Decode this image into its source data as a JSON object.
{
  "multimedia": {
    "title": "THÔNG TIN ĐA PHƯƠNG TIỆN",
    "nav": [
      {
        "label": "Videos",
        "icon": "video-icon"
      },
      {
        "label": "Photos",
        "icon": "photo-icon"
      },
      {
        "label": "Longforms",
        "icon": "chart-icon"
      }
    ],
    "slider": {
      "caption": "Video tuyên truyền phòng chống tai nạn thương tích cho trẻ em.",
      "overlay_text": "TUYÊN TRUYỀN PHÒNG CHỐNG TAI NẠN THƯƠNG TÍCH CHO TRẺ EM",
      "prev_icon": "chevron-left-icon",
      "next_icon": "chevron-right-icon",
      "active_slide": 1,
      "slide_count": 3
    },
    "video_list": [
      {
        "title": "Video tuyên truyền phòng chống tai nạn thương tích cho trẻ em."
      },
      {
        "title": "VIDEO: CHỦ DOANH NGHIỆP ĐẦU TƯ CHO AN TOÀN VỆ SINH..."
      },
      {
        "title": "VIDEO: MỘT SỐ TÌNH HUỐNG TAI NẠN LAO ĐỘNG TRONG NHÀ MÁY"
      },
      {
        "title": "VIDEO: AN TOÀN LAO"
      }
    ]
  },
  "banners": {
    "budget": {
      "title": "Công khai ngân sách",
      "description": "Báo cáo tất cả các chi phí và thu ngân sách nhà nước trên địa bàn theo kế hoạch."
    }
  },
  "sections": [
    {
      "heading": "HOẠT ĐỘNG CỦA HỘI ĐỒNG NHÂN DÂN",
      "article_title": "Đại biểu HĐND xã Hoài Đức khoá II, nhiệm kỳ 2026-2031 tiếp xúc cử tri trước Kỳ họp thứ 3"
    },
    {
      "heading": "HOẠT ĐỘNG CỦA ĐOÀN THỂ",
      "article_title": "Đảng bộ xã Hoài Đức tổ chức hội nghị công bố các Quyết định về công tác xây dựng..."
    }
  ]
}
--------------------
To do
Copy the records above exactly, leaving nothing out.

Result
Decode this image into its source data as a JSON object.
{
  "multimedia": {
    "title": "THÔNG TIN ĐA PHƯƠNG TIỆN",
    "nav": [
      {
        "label": "Videos",
        "icon": "video-icon"
      },
      {
        "label": "Photos",
        "icon": "photo-icon"
      },
      {
        "label": "Longforms",
        "icon": "chart-icon"
      }
    ],
    "slider": {
      "caption": "Video tuyên truyền phòng chống tai nạn thương tích cho trẻ em.",
      "overlay_text": "TUYÊN TRUYỀN PHÒNG CHỐNG TAI NẠN THƯƠNG TÍCH CHO TRẺ EM",
      "prev_icon": "chevron-left-icon",
      "next_icon": "chevron-right-icon",
      "active_slide": 1,
      "slide_count": 3
    },
    "video_list": [
      {
        "title": "Video tuyên truyền phòng chống tai nạn thương tích cho trẻ em."
      },
      {
        "title": "VIDEO: CHỦ DOANH NGHIỆP ĐẦU TƯ CHO AN TOÀN VỆ SINH..."
      },
      {
        "title": "VIDEO: MỘT SỐ TÌNH HUỐNG TAI NẠN LAO ĐỘNG TRONG NHÀ MÁY"
      },
      {
        "title": "VIDEO: AN TOÀN LAO"
      }
    ]
  },
  "banners": {
    "budget": {
      "title": "Công khai ngân sách",
      "description": "Báo cáo tất cả các chi phí và thu ngân sách nhà nước trên địa bàn theo kế hoạch."
    }
  },
  "sections": [
    {
      "heading": "HOẠT ĐỘNG CỦA HỘI ĐỒNG NHÂN DÂN",
      "article_title": "Đại biểu HĐND xã Hoài Đức khoá II, nhiệm kỳ 2026-2031 tiếp xúc cử tri trước Kỳ họp thứ 3"
    },
    {
      "heading": "HOẠT ĐỘNG CỦA ĐOÀN THỂ",
      "article_title": "Đảng bộ xã Hoài Đức tổ chức hội nghị công bố các Quyết định về công tác xây dựng..."
    }
  ]
}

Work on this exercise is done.